Your Horse is Not a Steering Wheel: Tips on how to make Contact more Complicated
Did you ever drive stick shift growing up? Riding your horse is like driving a stick shift car because your hands and legs act independently of each other. You have one hand on the steering wheel, one hand shifting, one foot letting your clutch out, and one foot pressing down on the gas. Did you know that your seat bones can work independently of each other too?
How do you steer a horse? Well, you don’t whip it like a steering wheel doing donuts on a snowy day in the school parking lot! And if your first reaction was to say the reins then it’s time to go back to the ABC’s. First you steer a horse with your seat, then your leg to support, and lastly with your reins for some extra finesse.
Lately i’ve noticed a lot of riders use their hands as a unit, and this is the wrong way to communicate with your horse. Your hands are not a steering wheel, instead they act independently of each other. Your inside rein might be giving and your outside rein might be holding, but they don’t turn together as a unit. In general, your inside rein helps with lateral flexion and the outside rein helps your horse’s balance and for longitudinal rounding. If you need to use a rein to help support a turn, use just one, and make sure it opens up and out like a hitchhiker’s hand instead of pulling backwards on the horse’s tongue. You will only have equal contact with each rein when your horse is straight and through.
I repeat, you will only have equal contact with each rein when your horse is straight and through. This is why trying to pull a head down on a horse to make a pretty frame doesn’t work because you’re boxing a horse up into a crooked position. Contact is the connection between you and your horse and your horse should seek it when he is properly swinging through the back. You only get that when your horse is comfortable and in good balance. This is why I sometimes ride around with a horse’s head up! Yes, I let them have their head while I am straightening their shoulders and once they get straight they naturally want to go round and into my hands without me pulling them in. You need to create that suppleness before you go for the round, and forward doesn’t always mean a horse is coming through the back.

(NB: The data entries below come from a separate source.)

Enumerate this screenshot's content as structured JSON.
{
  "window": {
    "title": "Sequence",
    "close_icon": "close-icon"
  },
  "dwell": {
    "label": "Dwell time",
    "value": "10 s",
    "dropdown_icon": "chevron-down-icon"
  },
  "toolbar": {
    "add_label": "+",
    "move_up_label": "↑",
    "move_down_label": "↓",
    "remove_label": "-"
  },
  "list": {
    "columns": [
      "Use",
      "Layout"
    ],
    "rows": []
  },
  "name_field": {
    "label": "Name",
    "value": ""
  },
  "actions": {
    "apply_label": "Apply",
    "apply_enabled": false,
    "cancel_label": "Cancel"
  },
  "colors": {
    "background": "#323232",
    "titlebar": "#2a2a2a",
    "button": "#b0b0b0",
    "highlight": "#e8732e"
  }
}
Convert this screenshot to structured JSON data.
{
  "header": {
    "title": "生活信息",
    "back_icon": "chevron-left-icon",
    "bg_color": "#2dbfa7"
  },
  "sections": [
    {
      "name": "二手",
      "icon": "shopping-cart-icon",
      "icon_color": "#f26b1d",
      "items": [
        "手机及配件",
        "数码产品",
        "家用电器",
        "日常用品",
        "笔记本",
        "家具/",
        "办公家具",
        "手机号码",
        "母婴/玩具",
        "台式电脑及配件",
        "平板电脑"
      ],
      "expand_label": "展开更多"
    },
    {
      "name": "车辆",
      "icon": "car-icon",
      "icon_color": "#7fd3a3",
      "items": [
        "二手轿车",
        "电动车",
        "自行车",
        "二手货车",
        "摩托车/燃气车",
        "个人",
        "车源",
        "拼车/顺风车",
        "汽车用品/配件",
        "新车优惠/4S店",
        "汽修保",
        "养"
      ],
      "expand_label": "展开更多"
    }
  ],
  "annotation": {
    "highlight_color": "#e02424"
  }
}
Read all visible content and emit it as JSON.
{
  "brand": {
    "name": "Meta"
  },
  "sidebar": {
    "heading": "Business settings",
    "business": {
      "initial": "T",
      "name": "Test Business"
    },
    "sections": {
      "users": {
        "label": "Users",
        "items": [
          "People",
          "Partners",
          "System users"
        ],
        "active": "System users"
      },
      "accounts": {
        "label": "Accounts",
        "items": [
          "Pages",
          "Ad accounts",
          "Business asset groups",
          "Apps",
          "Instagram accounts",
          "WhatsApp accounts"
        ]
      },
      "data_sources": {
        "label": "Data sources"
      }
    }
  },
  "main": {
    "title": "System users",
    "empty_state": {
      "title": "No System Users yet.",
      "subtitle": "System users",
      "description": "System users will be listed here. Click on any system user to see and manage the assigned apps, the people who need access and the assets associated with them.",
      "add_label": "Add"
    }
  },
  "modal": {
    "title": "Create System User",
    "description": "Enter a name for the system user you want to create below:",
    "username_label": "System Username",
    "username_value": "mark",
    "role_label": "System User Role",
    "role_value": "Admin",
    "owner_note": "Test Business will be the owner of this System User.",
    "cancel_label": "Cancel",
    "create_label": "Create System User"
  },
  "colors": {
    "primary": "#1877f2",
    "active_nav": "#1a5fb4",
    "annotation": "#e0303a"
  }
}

I teach a lot of hunter/jumper and event students that like to dabble in dressage and their first question is always how do I develop and feel contact? Contact isn’t just the reins, it is your WHOLE body; your elbows, shoulders, hips, and legs. When you are coordinated through your body then your horse will trust you.
Contact is like a triangle. Contact is like a square, and sometimes it changes to a rectangle or a parallelogram but if you are using your hands to make contact then it’s not good contact.

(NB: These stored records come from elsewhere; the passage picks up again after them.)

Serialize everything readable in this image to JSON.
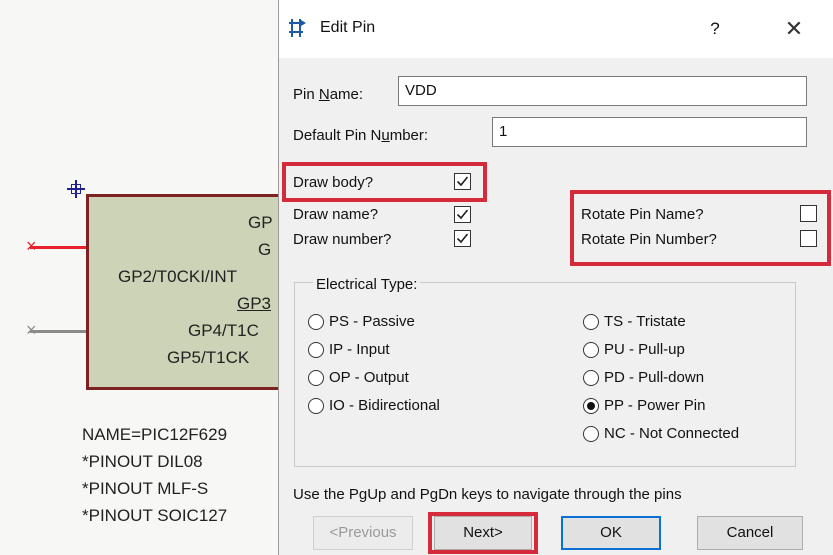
{
  "schematic": {
    "pin_labels": [
      "GP",
      "G",
      "GP2/T0CKI/INT",
      "GP3",
      "GP4/T1C",
      "GP5/T1CK"
    ],
    "properties": [
      "NAME=PIC12F629",
      "*PINOUT DIL08",
      "*PINOUT MLF-S",
      "*PINOUT SOIC127"
    ],
    "colors": {
      "body_fill": "#cdd3b6",
      "body_border": "#7d2222",
      "pin_active": "#e8212b",
      "pin_inactive": "#8b8b8b"
    }
  },
  "dialog": {
    "title": "Edit Pin",
    "title_icon": "pin-icon",
    "help_label": "?",
    "close_label": "✕",
    "pin_name_label_pre": "Pin ",
    "pin_name_label_u": "N",
    "pin_name_label_post": "ame:",
    "pin_name_value": "VDD",
    "default_number_label_pre": "Default Pin N",
    "default_number_label_u": "u",
    "default_number_label_post": "mber:",
    "default_number_value": "1",
    "options": {
      "draw_body": {
        "label": "Draw body?",
        "checked": true
      },
      "draw_name": {
        "label": "Draw name?",
        "checked": true
      },
      "draw_number": {
        "label": "Draw number?",
        "checked": true
      },
      "rotate_name": {
        "label": "Rotate Pin Name?",
        "checked": false
      },
      "rotate_number": {
        "label": "Rotate Pin Number?",
        "checked": false
      }
    },
    "electrical_type": {
      "title": "Electrical Type:",
      "left": [
        "PS - Passive",
        "IP - Input",
        "OP - Output",
        "IO - Bidirectional"
      ],
      "right": [
        "TS - Tristate",
        "PU - Pull-up",
        "PD - Pull-down",
        "PP - Power Pin",
        "NC - Not Connected"
      ],
      "selected": "PP - Power Pin"
    },
    "hint": "Use the PgUp and PgDn keys to navigate through the pins",
    "buttons": {
      "previous": "<Previous",
      "next": "Next>",
      "ok": "OK",
      "cancel": "Cancel"
    },
    "highlight_color": "#d42a3a"
  }
}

Contact comes through your elbows. I don’t ride with my hands, I ride and create contact through my elbows. Imagine a pvc pipe running from your elbow to your horse’s mouth. It is straight. That means you shouldn’t do weird things with your hands and wrists like drop, break, twist, or pull back with them. You shouldn’t turn your pinkies up to turn like you’re drinking tea either, and you shouldn’t flap your elbows out like a chicken either! Your elbows never go behind your back, unless you’re on an exceptionally naughty horse and need to save the situation, otherwise you’re just pulling.

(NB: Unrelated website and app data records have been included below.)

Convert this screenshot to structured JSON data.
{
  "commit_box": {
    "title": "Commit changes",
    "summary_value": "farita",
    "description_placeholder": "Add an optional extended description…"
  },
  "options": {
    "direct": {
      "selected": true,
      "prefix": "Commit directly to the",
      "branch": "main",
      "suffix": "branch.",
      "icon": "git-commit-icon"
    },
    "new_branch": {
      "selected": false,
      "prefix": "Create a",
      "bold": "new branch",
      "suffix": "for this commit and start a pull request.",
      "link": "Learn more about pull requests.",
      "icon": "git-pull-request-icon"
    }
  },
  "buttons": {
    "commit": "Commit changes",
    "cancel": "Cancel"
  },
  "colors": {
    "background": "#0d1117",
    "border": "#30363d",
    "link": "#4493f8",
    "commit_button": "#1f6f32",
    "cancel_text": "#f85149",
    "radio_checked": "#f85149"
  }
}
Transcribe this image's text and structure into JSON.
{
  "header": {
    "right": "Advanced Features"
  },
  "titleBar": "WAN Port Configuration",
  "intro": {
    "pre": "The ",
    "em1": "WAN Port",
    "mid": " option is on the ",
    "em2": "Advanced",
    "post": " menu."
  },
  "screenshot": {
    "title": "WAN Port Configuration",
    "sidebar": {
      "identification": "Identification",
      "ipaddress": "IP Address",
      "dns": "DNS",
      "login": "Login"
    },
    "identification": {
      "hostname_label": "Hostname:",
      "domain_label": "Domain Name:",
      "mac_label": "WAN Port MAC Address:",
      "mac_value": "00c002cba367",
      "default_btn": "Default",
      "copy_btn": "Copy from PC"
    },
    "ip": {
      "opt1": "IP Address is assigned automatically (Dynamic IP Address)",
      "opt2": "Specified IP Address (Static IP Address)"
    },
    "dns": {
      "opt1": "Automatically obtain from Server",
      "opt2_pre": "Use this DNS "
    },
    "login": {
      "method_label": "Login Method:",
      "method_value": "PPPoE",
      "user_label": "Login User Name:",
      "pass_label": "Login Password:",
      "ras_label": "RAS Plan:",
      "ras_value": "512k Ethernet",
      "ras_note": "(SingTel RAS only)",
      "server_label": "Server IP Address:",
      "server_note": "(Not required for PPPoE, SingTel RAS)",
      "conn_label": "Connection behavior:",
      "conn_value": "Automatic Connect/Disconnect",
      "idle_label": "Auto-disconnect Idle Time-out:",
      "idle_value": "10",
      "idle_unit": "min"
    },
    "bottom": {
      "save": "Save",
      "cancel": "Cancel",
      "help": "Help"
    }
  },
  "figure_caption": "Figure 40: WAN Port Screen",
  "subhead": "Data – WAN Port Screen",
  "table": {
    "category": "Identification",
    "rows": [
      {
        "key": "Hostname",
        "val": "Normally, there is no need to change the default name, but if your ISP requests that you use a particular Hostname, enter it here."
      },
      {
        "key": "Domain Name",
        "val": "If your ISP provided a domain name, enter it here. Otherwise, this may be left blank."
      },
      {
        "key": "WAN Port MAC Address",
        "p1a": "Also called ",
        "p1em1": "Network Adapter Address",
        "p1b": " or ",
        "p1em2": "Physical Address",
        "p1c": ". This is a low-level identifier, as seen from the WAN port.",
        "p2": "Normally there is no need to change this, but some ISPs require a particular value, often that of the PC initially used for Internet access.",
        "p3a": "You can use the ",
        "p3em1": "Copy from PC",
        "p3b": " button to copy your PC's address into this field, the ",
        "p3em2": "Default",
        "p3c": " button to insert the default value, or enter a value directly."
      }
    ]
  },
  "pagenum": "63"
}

Your hands are just a filter that finesses the energy when necessary, but you shouldn’t be using them to hold your horse up or stop, that comes from your seat. As mentioned earlier, your hands work independently of each other, you use them and then put them away!
My metaphor for contact is that it comes in four shapes, square, rectangle, parallelogram, and triangle. In regular/neutral contact your forearms are positioned like a square. There is equal distance between your hands and elbows and a 90 degree bend in the elbow. When contact is like a rectangle it’s when you are allowing your horse to stretch over his back into your hands. You “open” your elbows like you are giving blood to about 120 degrees. Another way to pick up contact without fiddling with your hands is a triangle, which can be wider at the base (taking your elbows away from your hips) or narrorer at the base (widening the hands). A parallelogram with contact is when your shift your hands to the side on a green horse around a turn to help control the shoulder with your outside reins and give direction with the new inside rein. Don’t do this unless you’re really on a green horse and it needs to be supported with seat and leg first.
Connection is necessary for good contact. Connection is the flow of energy from the hind through the back and neck and then into the contact. So if you want to develop and ride with more contact the first step is to feel through your elbows and the second step is to use your hands independently. This is after you are steering with your legs and seat and you have a good flow of energy.
Ashley is a dressage trainer and instructor that loves to train dressage and teach lessons.